- Client connects to multiple Servers and establishes subscription(s) in each where all subscriptions are Reporting. The Client is responsible for handling/processing multiple subscription streams concurrently. Figure 31 illustrate the functionality a Client would perform when communicating with a Server using Hot Failover mode (the figure include both (a) and (b) options)
Figure 31 – Hot Failover
Clients are not expected to automatically switch over to a Server that has recovered from a failure, but the Client should establish a connection to it.
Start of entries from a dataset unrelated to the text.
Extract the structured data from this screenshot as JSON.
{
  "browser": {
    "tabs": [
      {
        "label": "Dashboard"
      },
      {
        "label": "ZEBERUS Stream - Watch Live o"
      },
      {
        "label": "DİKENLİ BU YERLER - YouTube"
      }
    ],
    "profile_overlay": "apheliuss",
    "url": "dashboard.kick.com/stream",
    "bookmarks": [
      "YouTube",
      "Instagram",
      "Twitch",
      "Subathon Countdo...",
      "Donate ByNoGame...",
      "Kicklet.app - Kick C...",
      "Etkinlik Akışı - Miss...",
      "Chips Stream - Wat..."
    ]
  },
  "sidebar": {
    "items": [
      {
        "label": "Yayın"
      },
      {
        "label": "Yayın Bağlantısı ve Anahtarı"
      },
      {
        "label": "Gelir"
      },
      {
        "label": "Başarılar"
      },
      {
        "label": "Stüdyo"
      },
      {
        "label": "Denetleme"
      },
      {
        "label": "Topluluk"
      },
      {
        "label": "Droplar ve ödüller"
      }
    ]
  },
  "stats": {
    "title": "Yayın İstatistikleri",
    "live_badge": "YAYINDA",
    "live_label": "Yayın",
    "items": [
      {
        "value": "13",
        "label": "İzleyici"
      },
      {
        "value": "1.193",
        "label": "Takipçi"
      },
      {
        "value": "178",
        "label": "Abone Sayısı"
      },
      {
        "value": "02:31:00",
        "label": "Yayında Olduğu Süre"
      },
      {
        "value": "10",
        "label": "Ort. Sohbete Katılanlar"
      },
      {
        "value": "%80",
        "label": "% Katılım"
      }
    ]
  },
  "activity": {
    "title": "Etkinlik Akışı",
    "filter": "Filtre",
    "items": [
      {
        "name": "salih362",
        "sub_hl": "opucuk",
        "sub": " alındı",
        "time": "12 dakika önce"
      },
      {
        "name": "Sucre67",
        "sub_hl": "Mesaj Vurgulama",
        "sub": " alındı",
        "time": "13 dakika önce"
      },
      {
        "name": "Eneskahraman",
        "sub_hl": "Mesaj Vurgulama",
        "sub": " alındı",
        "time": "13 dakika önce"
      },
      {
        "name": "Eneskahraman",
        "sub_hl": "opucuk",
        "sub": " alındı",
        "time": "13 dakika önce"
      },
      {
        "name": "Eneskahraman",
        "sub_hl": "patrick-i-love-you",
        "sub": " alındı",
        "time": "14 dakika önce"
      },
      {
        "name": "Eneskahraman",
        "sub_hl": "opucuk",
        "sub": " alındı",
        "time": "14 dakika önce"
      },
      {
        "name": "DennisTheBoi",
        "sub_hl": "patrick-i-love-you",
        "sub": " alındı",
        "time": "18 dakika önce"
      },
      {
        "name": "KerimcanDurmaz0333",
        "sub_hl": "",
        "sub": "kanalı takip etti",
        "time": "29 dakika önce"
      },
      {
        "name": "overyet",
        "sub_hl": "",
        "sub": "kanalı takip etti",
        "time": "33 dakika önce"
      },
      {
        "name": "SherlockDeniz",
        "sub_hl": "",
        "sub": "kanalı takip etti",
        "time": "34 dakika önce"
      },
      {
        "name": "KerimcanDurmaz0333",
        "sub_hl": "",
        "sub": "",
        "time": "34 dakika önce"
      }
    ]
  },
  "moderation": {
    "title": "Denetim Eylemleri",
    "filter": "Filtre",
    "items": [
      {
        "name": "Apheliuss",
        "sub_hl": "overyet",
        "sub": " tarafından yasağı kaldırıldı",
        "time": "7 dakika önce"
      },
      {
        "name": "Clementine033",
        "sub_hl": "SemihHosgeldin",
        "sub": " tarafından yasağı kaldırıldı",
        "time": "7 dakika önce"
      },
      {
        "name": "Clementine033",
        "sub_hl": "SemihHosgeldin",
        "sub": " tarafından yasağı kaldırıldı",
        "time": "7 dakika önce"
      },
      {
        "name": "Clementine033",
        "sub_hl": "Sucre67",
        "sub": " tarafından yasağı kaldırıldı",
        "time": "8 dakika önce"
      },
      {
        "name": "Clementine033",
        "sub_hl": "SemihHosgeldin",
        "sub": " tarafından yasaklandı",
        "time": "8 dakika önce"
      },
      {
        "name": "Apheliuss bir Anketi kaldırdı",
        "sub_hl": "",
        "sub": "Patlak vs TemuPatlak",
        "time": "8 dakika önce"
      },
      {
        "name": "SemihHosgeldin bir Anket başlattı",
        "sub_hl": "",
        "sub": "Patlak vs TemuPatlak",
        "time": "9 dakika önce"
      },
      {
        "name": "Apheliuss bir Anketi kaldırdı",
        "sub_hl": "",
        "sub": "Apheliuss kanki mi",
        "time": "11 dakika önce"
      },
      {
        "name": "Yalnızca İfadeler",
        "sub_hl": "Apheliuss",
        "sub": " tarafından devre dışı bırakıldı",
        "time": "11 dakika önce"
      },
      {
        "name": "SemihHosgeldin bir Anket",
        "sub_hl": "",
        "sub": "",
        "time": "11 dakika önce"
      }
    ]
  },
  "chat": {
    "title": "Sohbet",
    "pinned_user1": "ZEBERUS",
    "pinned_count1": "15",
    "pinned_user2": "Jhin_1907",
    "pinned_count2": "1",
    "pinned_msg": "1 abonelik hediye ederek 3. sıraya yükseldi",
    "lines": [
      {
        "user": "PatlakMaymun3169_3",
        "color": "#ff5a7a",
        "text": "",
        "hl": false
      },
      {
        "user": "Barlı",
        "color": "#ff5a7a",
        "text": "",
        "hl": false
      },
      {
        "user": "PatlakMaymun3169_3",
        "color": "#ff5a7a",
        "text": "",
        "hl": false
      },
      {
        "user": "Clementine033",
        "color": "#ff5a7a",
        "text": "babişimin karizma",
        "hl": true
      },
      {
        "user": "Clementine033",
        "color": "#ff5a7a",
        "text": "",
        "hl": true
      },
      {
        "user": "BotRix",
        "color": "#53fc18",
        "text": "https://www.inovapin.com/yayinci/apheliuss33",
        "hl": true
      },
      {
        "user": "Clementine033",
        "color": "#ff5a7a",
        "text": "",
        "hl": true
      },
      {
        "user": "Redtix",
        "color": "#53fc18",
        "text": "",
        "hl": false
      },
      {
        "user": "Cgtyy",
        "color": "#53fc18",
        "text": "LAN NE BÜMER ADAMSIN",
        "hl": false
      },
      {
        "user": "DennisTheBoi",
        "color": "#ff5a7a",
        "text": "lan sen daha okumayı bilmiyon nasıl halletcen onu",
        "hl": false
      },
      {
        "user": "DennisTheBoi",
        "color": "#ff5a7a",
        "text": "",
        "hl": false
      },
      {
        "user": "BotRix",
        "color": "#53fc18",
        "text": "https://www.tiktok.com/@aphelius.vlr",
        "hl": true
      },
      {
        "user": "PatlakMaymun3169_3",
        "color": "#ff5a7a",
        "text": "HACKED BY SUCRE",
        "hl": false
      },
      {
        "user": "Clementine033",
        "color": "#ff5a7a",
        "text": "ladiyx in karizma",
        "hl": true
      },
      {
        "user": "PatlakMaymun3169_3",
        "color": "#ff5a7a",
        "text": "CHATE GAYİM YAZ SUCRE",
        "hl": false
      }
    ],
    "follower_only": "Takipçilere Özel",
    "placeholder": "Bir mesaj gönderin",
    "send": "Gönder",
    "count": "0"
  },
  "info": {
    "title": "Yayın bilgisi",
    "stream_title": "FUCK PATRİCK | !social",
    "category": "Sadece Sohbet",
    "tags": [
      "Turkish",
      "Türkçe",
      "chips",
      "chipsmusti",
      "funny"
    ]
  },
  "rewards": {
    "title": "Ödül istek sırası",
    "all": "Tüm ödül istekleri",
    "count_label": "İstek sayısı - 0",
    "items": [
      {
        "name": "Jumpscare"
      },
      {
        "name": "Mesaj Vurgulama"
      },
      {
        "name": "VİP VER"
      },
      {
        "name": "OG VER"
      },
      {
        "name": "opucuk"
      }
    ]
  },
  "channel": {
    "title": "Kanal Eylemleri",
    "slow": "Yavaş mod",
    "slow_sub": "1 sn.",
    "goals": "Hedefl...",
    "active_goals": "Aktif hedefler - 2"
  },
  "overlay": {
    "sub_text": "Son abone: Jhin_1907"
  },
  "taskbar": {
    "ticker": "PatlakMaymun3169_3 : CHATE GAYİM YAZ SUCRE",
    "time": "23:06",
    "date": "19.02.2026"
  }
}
A HotAndMirrored Failover mode is where a Client only connects to one Server in the Redundant Server Set because the Server will share this session/state information with the other Servers. In order to validate the capability to connect to other redundant Servers it is allowed to create Sessions with other Servers and maintain the open connections by periodically reading the ServiceLevel. A Client shall not create Subscriptions on the backup Servers for status monitoring (to prevent excessive load on the Servers). This mode allows Clients to fail over without creating a new context for communication. On a fail-over the Client will simply create a new SecureChannel on an alternate Server and then call ActivateSession; all Client activities (browsing, subscriptions, history reads, etc.) will then resume. Figure 32 illustrate the behaviour a Client would perform when communicating to a Server in HotAndMirrored Failover mode.
Figure 32 – HotAndMirrored Failover
This Failover mode is similar to the transparent Redundancy. The advantage is that the Client has full control over selecting the Server. The disadvantage is that the Client needs to be able to handle Failovers.
A vendor can use the non-transparent Redundancy features to create a Server proxy running on the Client machine to provide transparent Redundancy to the client. This reduces the amount of functionality that needs to be designed into the Client and to enable simpler Clients to take advantage of non-transparent Redundancy. The Server proxy simply duplicates Subscriptions and modifications to Subscriptions, by passing the calls on to both Servers, but only enabling publishing and sampling on one Server. When the proxy detects a failure, it enables publishing and/or sampling on the backup Server, just as the Client would if it were a Redundancy aware Client.
Figure 33 shows the Server proxy used to provide transparent Redundancy.
Figure 33 – Server proxy for Redundancy